• [RECORDS TO USE]:

---------------

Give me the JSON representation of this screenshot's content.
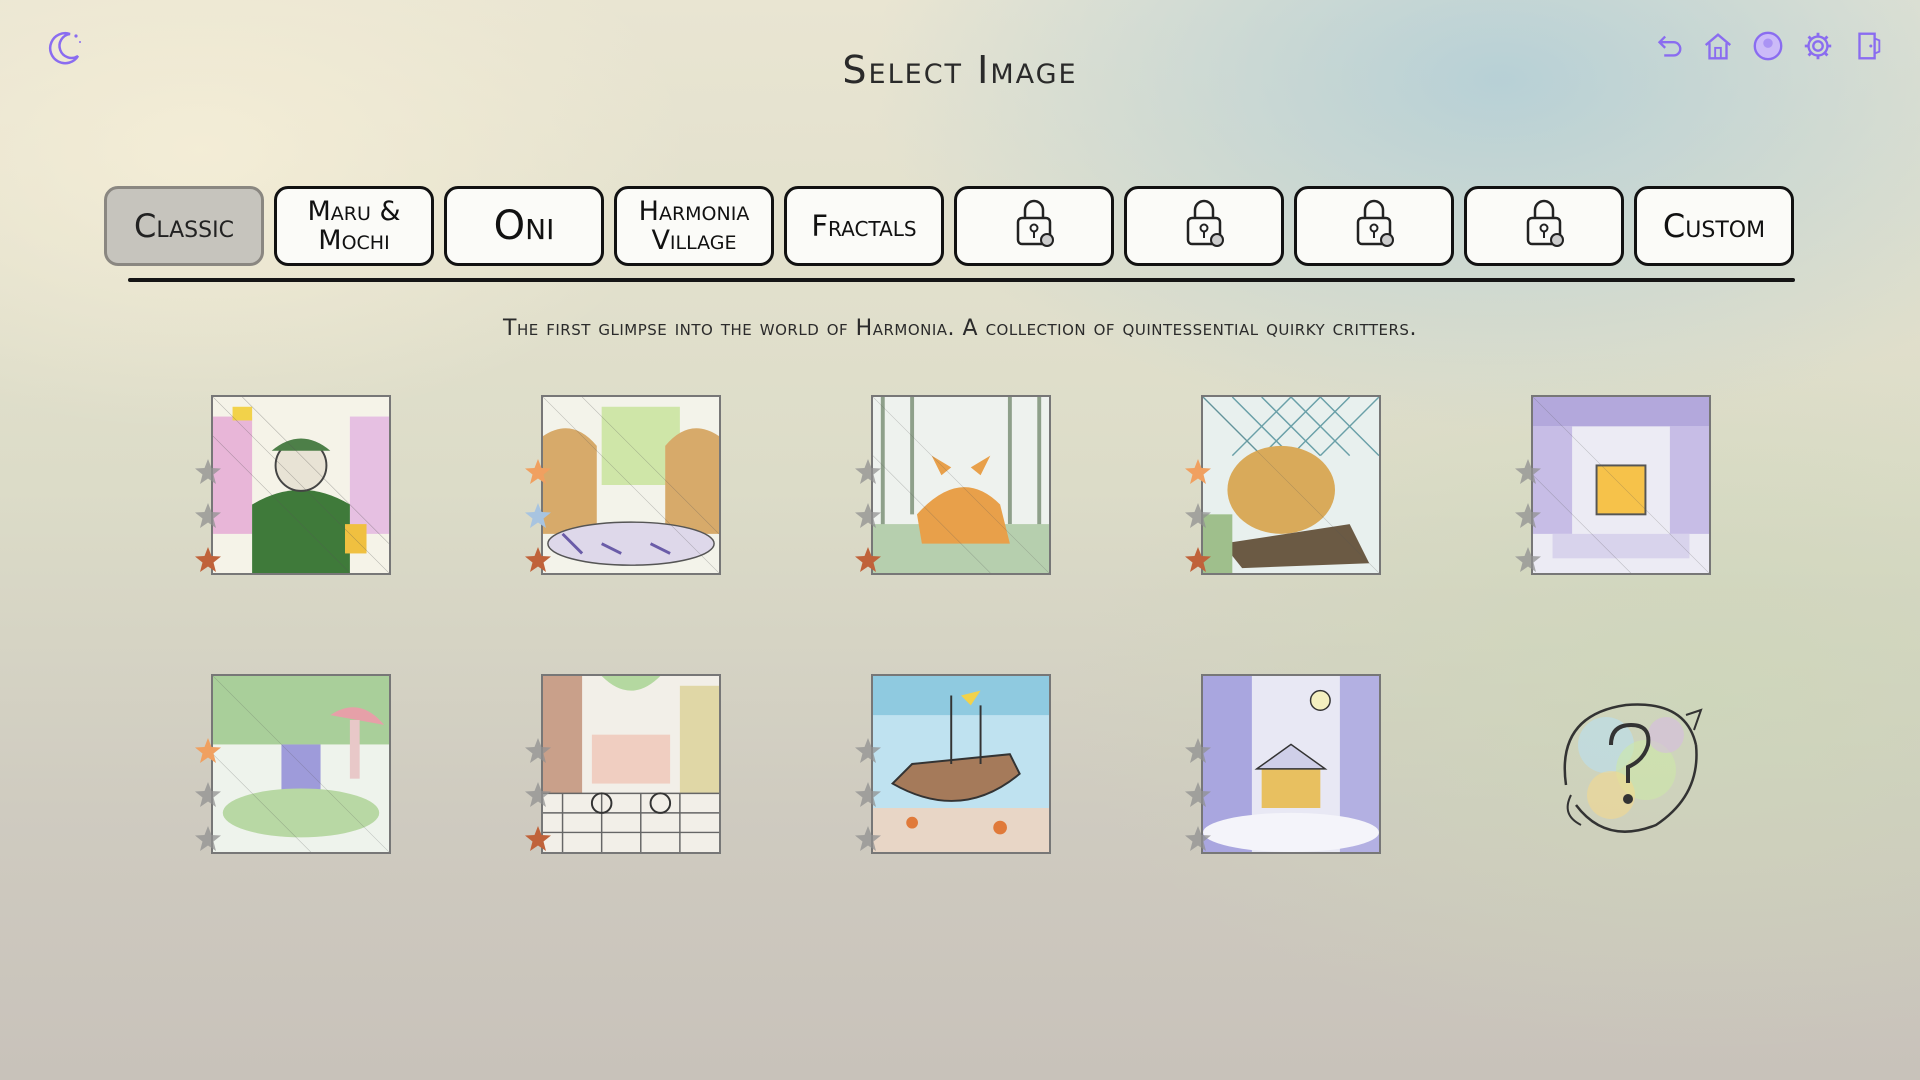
{
  "title": "Select Image",
  "top_icons": [
    {
      "name": "undo-icon"
    },
    {
      "name": "home-icon"
    },
    {
      "name": "profile-icon"
    },
    {
      "name": "settings-icon"
    },
    {
      "name": "exit-icon"
    }
  ],
  "tabs": [
    {
      "label": "Classic",
      "selected": true,
      "locked": false
    },
    {
      "label": "Maru & Mochi",
      "selected": false,
      "locked": false
    },
    {
      "label": "Oni",
      "selected": false,
      "locked": false
    },
    {
      "label": "Harmonia Village",
      "selected": false,
      "locked": false
    },
    {
      "label": "Fractals",
      "selected": false,
      "locked": false
    },
    {
      "label": "",
      "icon": "lock-key-icon",
      "selected": false,
      "locked": true
    },
    {
      "label": "",
      "icon": "lock-key-icon",
      "selected": false,
      "locked": true
    },
    {
      "label": "",
      "icon": "lock-key-icon",
      "selected": false,
      "locked": true
    },
    {
      "label": "",
      "icon": "lock-key-icon",
      "selected": false,
      "locked": true
    },
    {
      "label": "Custom",
      "selected": false,
      "locked": false
    }
  ],
  "description": "The first glimpse into the world of Harmonia. A collection of quintessential quirky critters.",
  "colors": {
    "star_gold": "#f0a060",
    "star_silver": "#a8c4e0",
    "star_bronze": "#c0623a",
    "star_empty": "#909090",
    "accent_icon": "#8a6cf0"
  },
  "images": [
    {
      "id": "cat-shopkeeper",
      "stars": [
        "empty",
        "empty",
        "bronze"
      ]
    },
    {
      "id": "highland-cows",
      "stars": [
        "gold",
        "silver",
        "bronze"
      ]
    },
    {
      "id": "forest-fox",
      "stars": [
        "empty",
        "empty",
        "bronze"
      ]
    },
    {
      "id": "greenhouse-lion",
      "stars": [
        "gold",
        "empty",
        "bronze"
      ]
    },
    {
      "id": "library-room",
      "stars": [
        "empty",
        "empty",
        "empty"
      ]
    },
    {
      "id": "mushroom-grove",
      "stars": [
        "gold",
        "empty",
        "empty"
      ]
    },
    {
      "id": "market-street",
      "stars": [
        "empty",
        "empty",
        "bronze"
      ]
    },
    {
      "id": "sunken-ship",
      "stars": [
        "empty",
        "empty",
        "empty"
      ]
    },
    {
      "id": "winter-cabin",
      "stars": [
        "empty",
        "empty",
        "empty"
      ]
    },
    {
      "id": "random-surprise",
      "icon": "question-mark-icon"
    }
  ]
}
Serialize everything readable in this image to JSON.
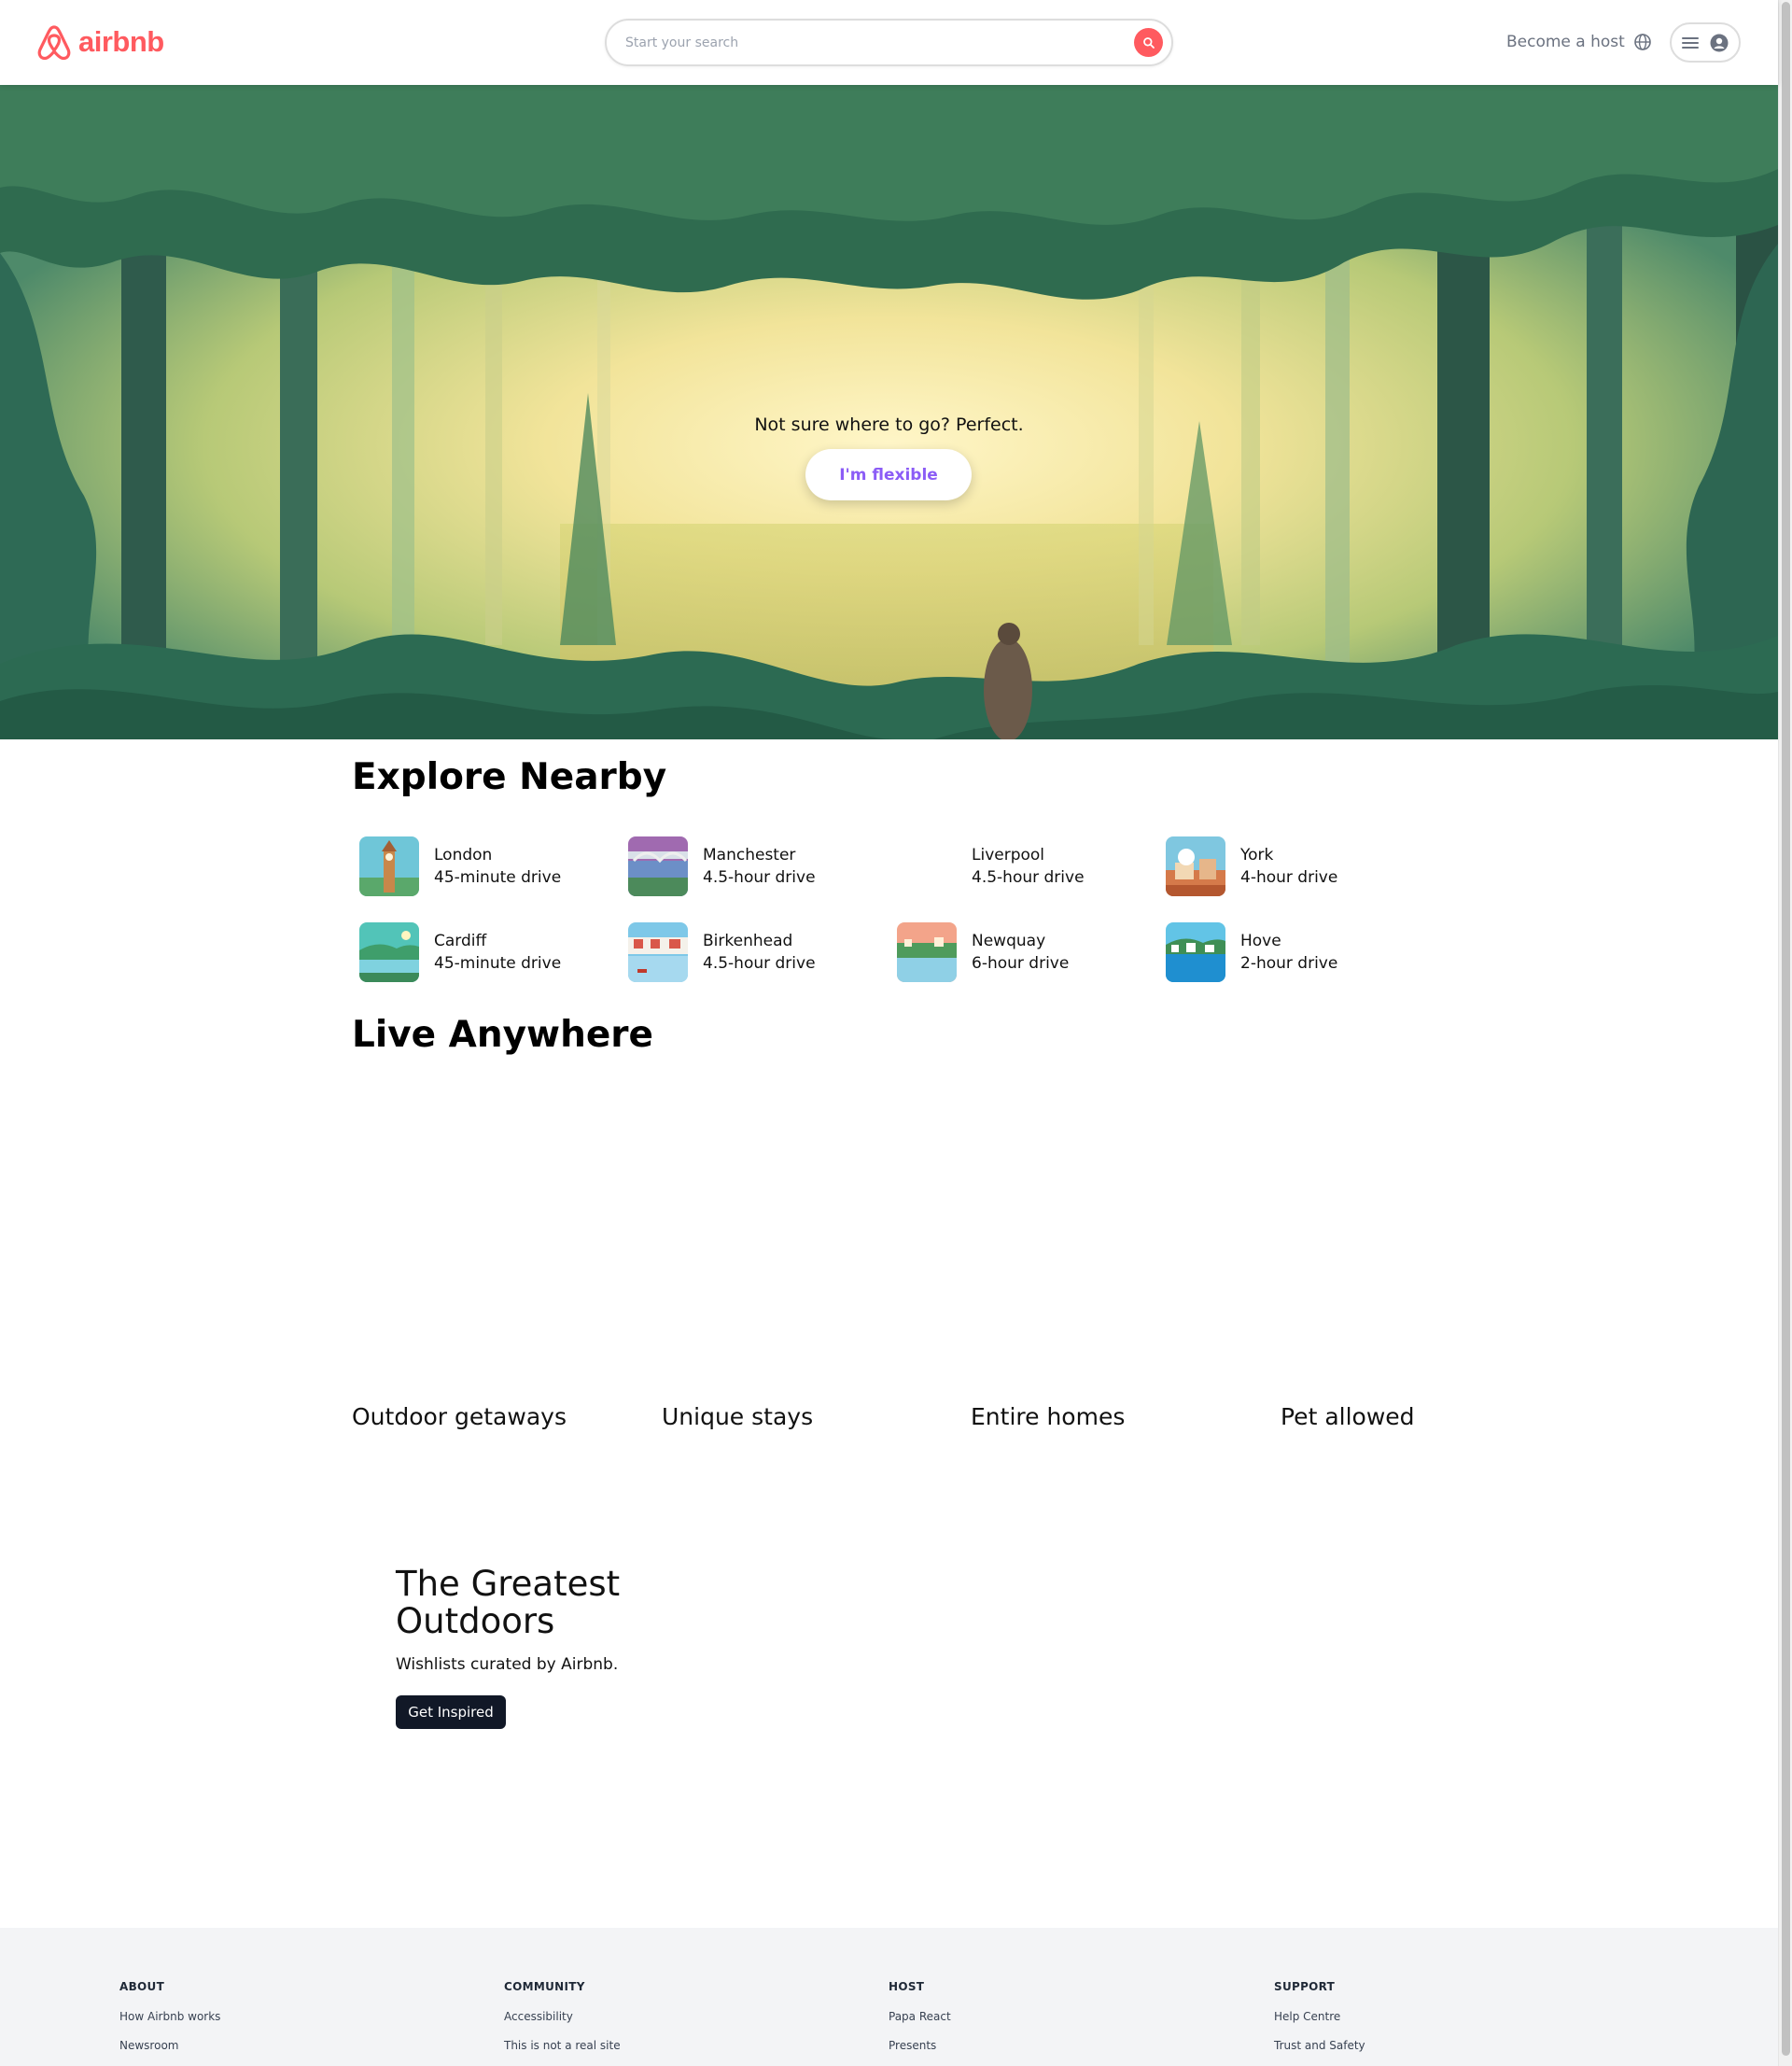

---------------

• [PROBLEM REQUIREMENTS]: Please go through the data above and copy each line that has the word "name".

• [RESULT OF THE TASK]:
      "name": "undo-icon"
      "name": "home-icon"
      "name": "profile-icon"
      "name": "settings-icon"
      "name": "exit-icon"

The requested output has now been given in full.